In many ways, in the end Pip is back where he started in a simpler and less frought existence. It is certainly not by chance that his name is Pip: small and simple and the same in the end as it is in the beginning, the same read forwards as it is backwards: PiP.
I believe that Dickens chose this title in order to convey the true meaning of the novel's complex themes. Themes such as class consciousness and transformation are directly related to what we see as "great expectaitons." Pip's initial visit to the Satis House leaves him uncomfortable; it's the first time he actually understands that he's nothing more that a common laborer. It's this visit that leaves him determined to become a gentleman amd marry Estella....... to win her is his great expectation.
Pip's transformation also comes under the theme of "great expectation. The clothes, the manners, the gentlemanly conduct.... all of these come from the desire to have his great expectations or dreams come true. His friends aren't impressed because they love him no matter what, but the transformation gains him entrance into another class. Unfortunately, this class also embraces idleness, corruption, and immorality........ and ironically, all of these expectations are made possible by an allowance given to by a convict.

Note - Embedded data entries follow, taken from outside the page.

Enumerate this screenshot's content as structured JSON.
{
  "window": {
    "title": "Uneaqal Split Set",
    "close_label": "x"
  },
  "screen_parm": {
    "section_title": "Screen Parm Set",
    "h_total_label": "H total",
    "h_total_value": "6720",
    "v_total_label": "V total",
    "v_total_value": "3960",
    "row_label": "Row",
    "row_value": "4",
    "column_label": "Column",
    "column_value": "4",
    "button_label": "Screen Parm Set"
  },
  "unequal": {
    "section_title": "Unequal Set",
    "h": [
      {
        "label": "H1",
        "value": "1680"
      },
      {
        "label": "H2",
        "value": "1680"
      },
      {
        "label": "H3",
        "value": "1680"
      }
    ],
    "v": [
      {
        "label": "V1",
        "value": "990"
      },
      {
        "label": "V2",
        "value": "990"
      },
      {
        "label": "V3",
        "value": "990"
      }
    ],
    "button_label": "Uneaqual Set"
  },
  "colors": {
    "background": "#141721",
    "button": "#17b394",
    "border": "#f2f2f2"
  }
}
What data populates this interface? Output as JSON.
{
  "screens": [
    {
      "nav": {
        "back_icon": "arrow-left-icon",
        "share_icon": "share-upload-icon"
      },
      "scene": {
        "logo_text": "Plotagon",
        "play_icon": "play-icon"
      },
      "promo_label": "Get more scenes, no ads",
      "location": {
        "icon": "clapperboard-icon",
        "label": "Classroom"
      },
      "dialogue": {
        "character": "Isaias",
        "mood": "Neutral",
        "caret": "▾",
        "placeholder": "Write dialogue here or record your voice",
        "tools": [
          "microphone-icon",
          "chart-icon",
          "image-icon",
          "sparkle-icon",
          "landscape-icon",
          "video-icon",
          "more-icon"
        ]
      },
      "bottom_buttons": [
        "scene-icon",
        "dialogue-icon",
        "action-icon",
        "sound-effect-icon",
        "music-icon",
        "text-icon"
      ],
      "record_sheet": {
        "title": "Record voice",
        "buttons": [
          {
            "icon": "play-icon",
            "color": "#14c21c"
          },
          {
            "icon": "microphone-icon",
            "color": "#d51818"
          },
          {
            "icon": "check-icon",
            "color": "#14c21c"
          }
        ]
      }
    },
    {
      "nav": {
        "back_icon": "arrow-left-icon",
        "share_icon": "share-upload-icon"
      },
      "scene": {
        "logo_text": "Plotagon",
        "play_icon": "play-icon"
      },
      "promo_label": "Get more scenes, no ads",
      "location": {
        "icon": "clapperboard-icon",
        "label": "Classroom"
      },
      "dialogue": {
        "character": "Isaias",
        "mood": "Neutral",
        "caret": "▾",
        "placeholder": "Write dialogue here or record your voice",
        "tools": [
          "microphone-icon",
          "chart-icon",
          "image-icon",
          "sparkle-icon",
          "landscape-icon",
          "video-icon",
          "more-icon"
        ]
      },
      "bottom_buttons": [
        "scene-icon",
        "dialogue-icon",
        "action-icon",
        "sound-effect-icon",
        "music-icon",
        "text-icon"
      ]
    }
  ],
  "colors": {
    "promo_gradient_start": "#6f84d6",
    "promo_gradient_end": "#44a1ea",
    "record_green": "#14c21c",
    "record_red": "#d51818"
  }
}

In reality, Pip would have been happier on the marshes. Money hasn't made him happy, position and wealth haven't changed his life for the better, and as a person he acted far less common when he was common. Dicken's title, is in fact a testament that our great expectations can only be realized through moral character and common sense.